4. Arrive early to the actual rehearsal. I’d suggest arriving at least a half an hour before you’re asking participants to arrive. That way, you’ll have time to scout the ceremony space, making sure it looks like you’re expecting it to; greet the “church lady,” if you’re marrying in a chapel; and greet each beloved friend or family member as they arrive.
5. Rehearse with purpose. Depending on whether you’re working with a church lady, with a planner, with a day-of coordinator, with a friend who’s officiating for the first time, or with a pastor who’s presided over hundreds of weddings, the leader of the rehearsal can vary. In general, it’s good to give your officiant a chance to give any direction he’d like (our pastor reminded us all not to lock our knees!) and the church lady a chance to issue any directives for the use of the space. Then, read through the “bullet points” of the order of the service so everyone knows what will happen when (i.e. “first Lila will give her reading, then John will give his reading”). Next, practice the processional and recessional (see below). Finally, go over any musical cues with your musicians.
6. Start with the recessional. Processing and recessing can raise the most questions, even though it’s pretty simple! To rehearse in the most painless way possible, start with everyone where they’ll be for the bulk of the ceremony: bride and groom at the front, bridesmaids and groomsmen lined up in the right order, parents in their seats, etc. Then, have everyone recess up the aisle, staying in order. Once you get to the back of the church/space, you’ll be all set to practice the processional.

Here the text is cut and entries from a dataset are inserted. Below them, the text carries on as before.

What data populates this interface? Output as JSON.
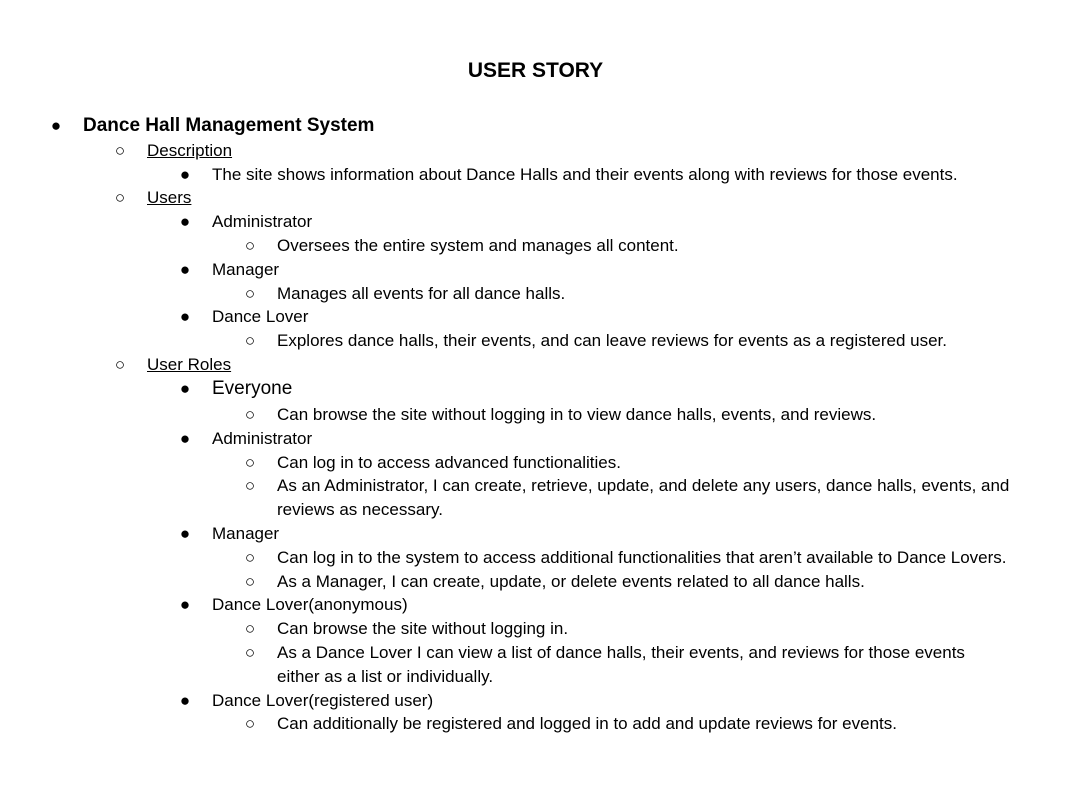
{
  "doc": {
    "title": "USER STORY",
    "section_title": "Dance Hall Management System",
    "bullets": {
      "filled": "●",
      "hollow": "○"
    },
    "description": {
      "heading": "Description",
      "text": "The site shows information about Dance Halls and their events along with reviews for those events."
    },
    "users": {
      "heading": "Users",
      "items": [
        {
          "name": "Administrator",
          "detail": "Oversees the entire system and manages all content."
        },
        {
          "name": "Manager",
          "detail": "Manages all events for all dance halls."
        },
        {
          "name": "Dance Lover",
          "detail": "Explores dance halls, their events, and can leave reviews for events as a registered user."
        }
      ]
    },
    "user_roles": {
      "heading": "User Roles",
      "roles": [
        {
          "name": "Everyone",
          "points": [
            "Can browse the site without logging in to view dance halls, events, and reviews."
          ]
        },
        {
          "name": "Administrator",
          "points": [
            "Can log in to access advanced functionalities.",
            "As an Administrator, I can create, retrieve, update, and delete any users, dance halls, events, and",
            "reviews as necessary."
          ]
        },
        {
          "name": "Manager",
          "points": [
            "Can log in to the system to access additional functionalities that aren’t available to Dance Lovers.",
            "As a Manager, I can create, update, or delete events related to all dance halls."
          ]
        },
        {
          "name": "Dance Lover(anonymous)",
          "points": [
            "Can browse the site without logging in.",
            "As a Dance Lover I can view a list of dance halls, their events, and reviews for those events",
            "either as a list or individually."
          ]
        },
        {
          "name": "Dance Lover(registered user)",
          "points": [
            "Can additionally be registered and logged in to add and update reviews for events."
          ]
        }
      ]
    }
  }
}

7. Make the hand-off. After your rehearsal wraps up is a great time to hand-off any wedding items a friend, planner, or day-of coordinator will be setting up the next day. Make sure everything is securely packed (big Rubbermaid tubs are helpful!) and clearly labeled. I also printed off a packet list (with diagrams and photos!) for our day-of coordinator of where things should go and how they should look.

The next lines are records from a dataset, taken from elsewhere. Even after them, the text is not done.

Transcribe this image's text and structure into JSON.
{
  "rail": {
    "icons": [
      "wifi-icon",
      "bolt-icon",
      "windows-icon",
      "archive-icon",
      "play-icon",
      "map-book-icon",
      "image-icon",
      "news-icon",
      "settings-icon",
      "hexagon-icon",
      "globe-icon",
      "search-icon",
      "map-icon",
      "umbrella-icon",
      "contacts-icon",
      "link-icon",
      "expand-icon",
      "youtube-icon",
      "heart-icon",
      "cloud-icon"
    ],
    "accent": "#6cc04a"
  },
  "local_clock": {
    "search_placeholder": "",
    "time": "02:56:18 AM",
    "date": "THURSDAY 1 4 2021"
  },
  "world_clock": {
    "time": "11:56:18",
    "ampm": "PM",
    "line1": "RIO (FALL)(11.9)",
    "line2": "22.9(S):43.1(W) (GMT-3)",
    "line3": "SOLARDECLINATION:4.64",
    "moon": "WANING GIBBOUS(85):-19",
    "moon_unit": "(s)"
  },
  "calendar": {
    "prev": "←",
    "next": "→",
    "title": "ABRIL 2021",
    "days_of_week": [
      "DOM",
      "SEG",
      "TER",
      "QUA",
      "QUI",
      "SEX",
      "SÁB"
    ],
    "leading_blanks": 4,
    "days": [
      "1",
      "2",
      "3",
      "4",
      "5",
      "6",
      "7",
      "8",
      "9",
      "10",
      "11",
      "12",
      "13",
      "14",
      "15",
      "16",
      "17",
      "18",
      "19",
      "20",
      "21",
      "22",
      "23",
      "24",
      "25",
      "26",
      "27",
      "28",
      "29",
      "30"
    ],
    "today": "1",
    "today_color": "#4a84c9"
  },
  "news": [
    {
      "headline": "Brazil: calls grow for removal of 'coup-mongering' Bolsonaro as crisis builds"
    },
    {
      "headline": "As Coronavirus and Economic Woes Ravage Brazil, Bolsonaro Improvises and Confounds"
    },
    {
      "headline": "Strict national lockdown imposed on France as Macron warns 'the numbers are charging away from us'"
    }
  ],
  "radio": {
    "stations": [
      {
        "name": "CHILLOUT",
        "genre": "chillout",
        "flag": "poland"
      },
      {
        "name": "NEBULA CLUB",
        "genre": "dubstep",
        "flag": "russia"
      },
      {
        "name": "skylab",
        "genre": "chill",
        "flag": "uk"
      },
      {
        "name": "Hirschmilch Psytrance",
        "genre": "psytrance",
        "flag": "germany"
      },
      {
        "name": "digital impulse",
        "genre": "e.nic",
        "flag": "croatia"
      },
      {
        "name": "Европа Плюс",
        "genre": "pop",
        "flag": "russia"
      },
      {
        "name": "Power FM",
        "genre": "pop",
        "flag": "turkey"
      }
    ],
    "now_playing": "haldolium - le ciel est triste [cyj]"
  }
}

With a smooth rehearsal under your belt, I hope you’ll be feeling finer than a frog’s hair split three ways and ready to dine at your rehearsal dinner! Putting in just a little effort on the front end to start your wedding off on the right foot will pay off handsomely in the days that follow.
Love this advice? We promise, there’s so much more in the Southern Weddings Planner, a must-have for every bride!